What I Learned About Taste From Serial Publishing

I published Storm Front as five separate short stories and a separate novella on Smashwords. The Storm Front short stories were free, so there’s no reason not to ‘buy’ them – except for personal taste. The stories can be distilled down to the basic following: the introduction story, the school play, the weird one that’s more like a character study, the vampire, and the serial killer.

I’ve been monitoring the ‘sales’ of these short stories over several different outlets (Barnes & Noble, Smashwords, Diesel, Kobo etc) and some things stand out over and over again.

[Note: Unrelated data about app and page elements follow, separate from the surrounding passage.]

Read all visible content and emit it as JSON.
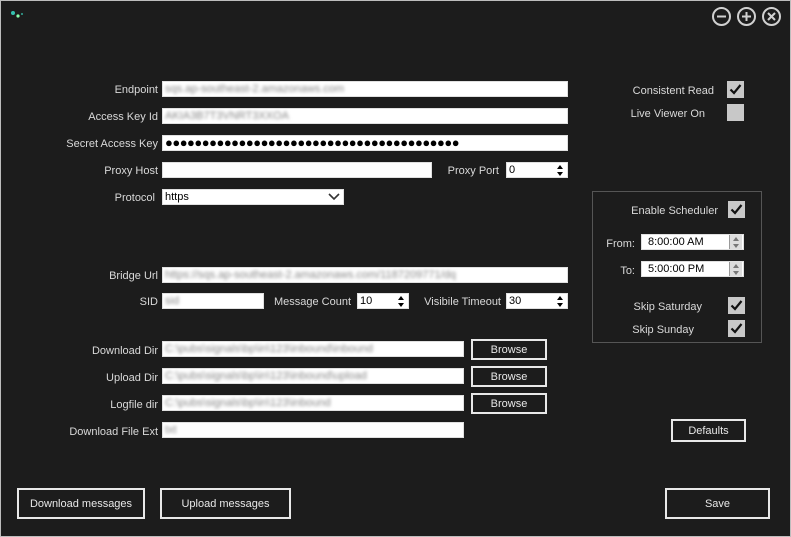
{
  "window_controls": {
    "minimize": "minimize",
    "maximize": "maximize",
    "close": "close"
  },
  "form": {
    "endpoint": {
      "label": "Endpoint",
      "value": "sqs.ap-southeast-2.amazonaws.com"
    },
    "access_key_id": {
      "label": "Access Key Id",
      "value": "AKIA3B7T3VNRT3XXOA"
    },
    "secret_access_key": {
      "label": "Secret Access Key",
      "value": "●●●●●●●●●●●●●●●●●●●●●●●●●●●●●●●●●●●●●●●●"
    },
    "proxy_host": {
      "label": "Proxy Host",
      "value": ""
    },
    "proxy_port": {
      "label": "Proxy Port",
      "value": "0"
    },
    "protocol": {
      "label": "Protocol",
      "value": "https"
    },
    "bridge_url": {
      "label": "Bridge Url",
      "value": "https://sqs.ap-southeast-2.amazonaws.com/1187209771/dq"
    },
    "sid": {
      "label": "SID",
      "value": "sid"
    },
    "message_count": {
      "label": "Message Count",
      "value": "10"
    },
    "visibility_timeout": {
      "label": "Visibile Timeout",
      "value": "30"
    },
    "download_dir": {
      "label": "Download Dir",
      "value": "C:\\pubs\\signals\\bp\\in\\123\\inbound\\inbound"
    },
    "upload_dir": {
      "label": "Upload Dir",
      "value": "C:\\pubs\\signals\\bp\\in\\123\\inbound\\upload"
    },
    "logfile_dir": {
      "label": "Logfile dir",
      "value": "C:\\pubs\\signals\\bp\\in\\123\\inbound"
    },
    "download_file_ext": {
      "label": "Download File Ext",
      "value": "txt"
    },
    "browse_label": "Browse"
  },
  "options": {
    "consistent_read": {
      "label": "Consistent Read",
      "checked": true
    },
    "live_viewer_on": {
      "label": "Live Viewer On",
      "checked": false
    }
  },
  "scheduler": {
    "enable": {
      "label": "Enable Scheduler",
      "checked": true
    },
    "from": {
      "label": "From:",
      "value": "8:00:00 AM"
    },
    "to": {
      "label": "To:",
      "value": "5:00:00 PM"
    },
    "skip_saturday": {
      "label": "Skip Saturday",
      "checked": true
    },
    "skip_sunday": {
      "label": "Skip Sunday",
      "checked": true
    }
  },
  "buttons": {
    "defaults": "Defaults",
    "download_messages": "Download messages",
    "upload_messages": "Upload messages",
    "save": "Save"
  },
  "colors": {
    "background": "#1c1c1c",
    "border": "#e8e8e8",
    "checkbox": "#c8c8c8"
  }
}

  • The Calm Before The Storm is the most popular at most outlets. It was the first one published, so that could explain why – it’s had more exposure than the later stories. It’s also the only story not from Tina’s point of view.
  • Take The Stage By Storm is the least popular – which is interesting, because it’s the one that builds off my personal experiences most closely. It’s my most obvious ‘write what you know’ because I was heavily involved in theatre when I was Tina’s age.
  • A Storm is Brewing is the second least popular – I guess people aren’t as intrigued by the Noah romance and the mystery of the story’s demon as they are by…
  • Lost in the Storm, which has that ultra important keyword ‘vampire’ in the description (we all know vampires are still incredibly popular). This story and Weather the Storm tussle it out for second spot after The Calm Before The Storm in most outlets, but sometimes they have more downloads than the first story. They’re by far the most popular stories overall, and I think that has something to do with vampires and serial killers appealing more than school plays and the mysterious third story demon.
  • Lost in the Storm and Weather the Storm are also my longest short stories clocking in at 3200 and 4300 words respectively. That could also have something to do with the download rates. Maybe people think they are getting more ‘value’ if they download a longer story – although each story is technically ultra-short because they fall under 5K, and they’re all free downloads in those outlets.